I hope someone can help me with checking this code to make it faster.
My goal is to recursively create a graph:
- Query of a node and its neighbors from a database (not available here)
- Add it and its neighbors to a chart
- until you find a target, recur (1, 2) for each neighbor
I also set a control (maxnodes_in_graph) if the target is not found.
I've tried an optimization: I do not want to reprocess a node if I've already met someone else's neighbor and already added its child nodes.
So I use
The central part is this:
// version using networkx // keep track of process nodes_processed = () nodes_to_process = () def construct_simple_sub_graph(startNode, g): // get my list of edges like ( (startNode, n1) ... ) g.add_edges_from( edge_list) // I just proccessed nodes_processed.append( startNode ) for node in list(g.nodes): // here I am doing something like this: // I check if already I processed this node // if not done, I will add it to a TODO list nodes_to_process // if done, I will remove it from the TODO list if node not in nodes_processed: if node not in nodes_to_process: nodes_to_process.append( node ) else: if node in nodes_to_process: nodes_to_process.remove( node ) return g
and then I put this feature in a while:
def subgraph(fromNode, g): while not ( g.has_node( fromNode) and g.has_node( toNode) ): for node in nodes_to_process: g = construct_simple_sub_graph( node, g) if (g.number_of_nodes() > maxNodes) : return g return g // first line will populate initial nodes in graph, and put // populate nodes_to_process with the first neighbors g = construct_simple_sub_graph( fromNode, g) g = subgraph(fromNode, g)
Well, this code does what I want, but it takes a lot of time.
This is probably the reason for how
networkx is done.
I've tried to revise the code with simple lists and sets, use adjoin lists instead of graphs, and only build them when I'm done.
I have revised the code as:
// version usings lists and sets() // adj_list is like (parent, neighbor) adj_list = () // store the nodes in my graph / adj adj_nodes = () // same as above nodes_processed = set() nodes_to_process = () def construct_simple_adj_list(startNode, nodes_to_process): // get edge_list // isFound is a bool that tell me if target node is met in someone's neighbors adj_list.extend( edge_list ) # nodes in graph adj_nodes.append(startNode) adj_nodes.extend((e(1) for e in edge_list)) # to process nodes_processed.add( startNode) // I make a copy of the nodes to process: I need to update the TODO list nodes_to_process = nodes_to_process.copy() for node in nodes_processed: if node in nodes_to_process: nodes_to_process.remove(node) return is_found, nodes_to_process

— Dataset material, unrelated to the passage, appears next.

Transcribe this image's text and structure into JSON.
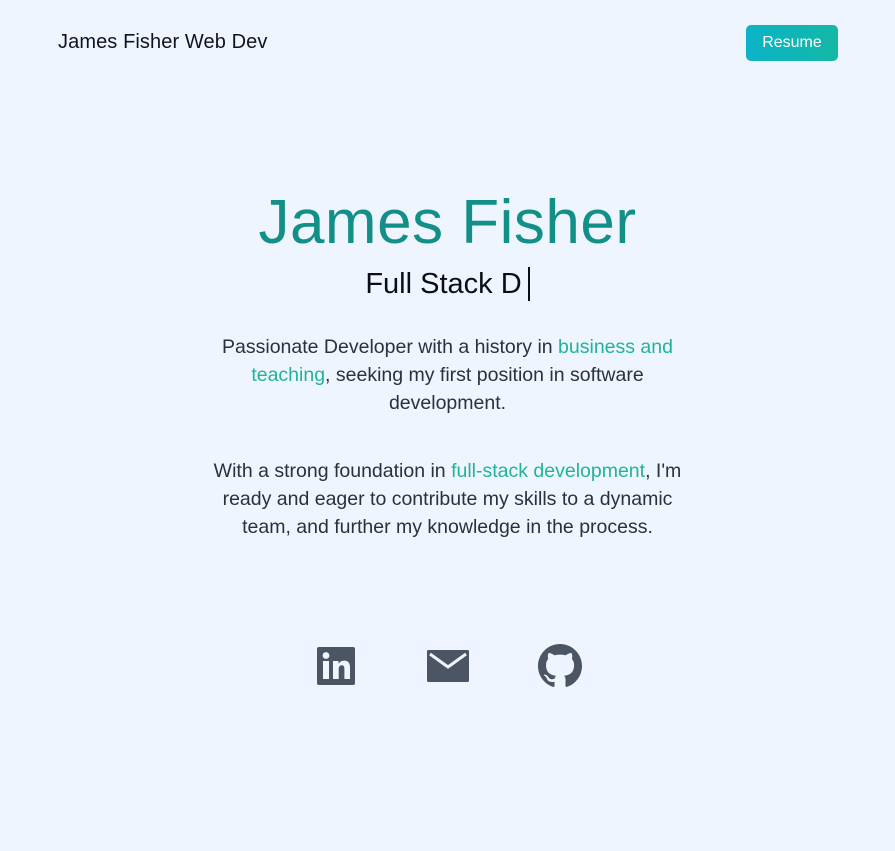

and back to while:
// first iteration is_found, nodes_to_process = construct_simple_adj_list( fromNode, adj_nodes) while not (is_found): for node in nodes_to_process: is_found, nodes_to_process = construct_simple_adj_list( node, nodes_to_process) if (len(adj_nodes) > maxNodes) : return adj_list, nodes_to_process return adj_list, nodes_to_proces
This second code is 2 orders of magnitude faster (YAI)
but I noticed that the final graphic is very different
and I get lower quality results.
Could you please help us to recognize the differences between the two approaches?
Can you help provide a recursive version that uses only lists and set manipulations to recursively create an Adj matrix?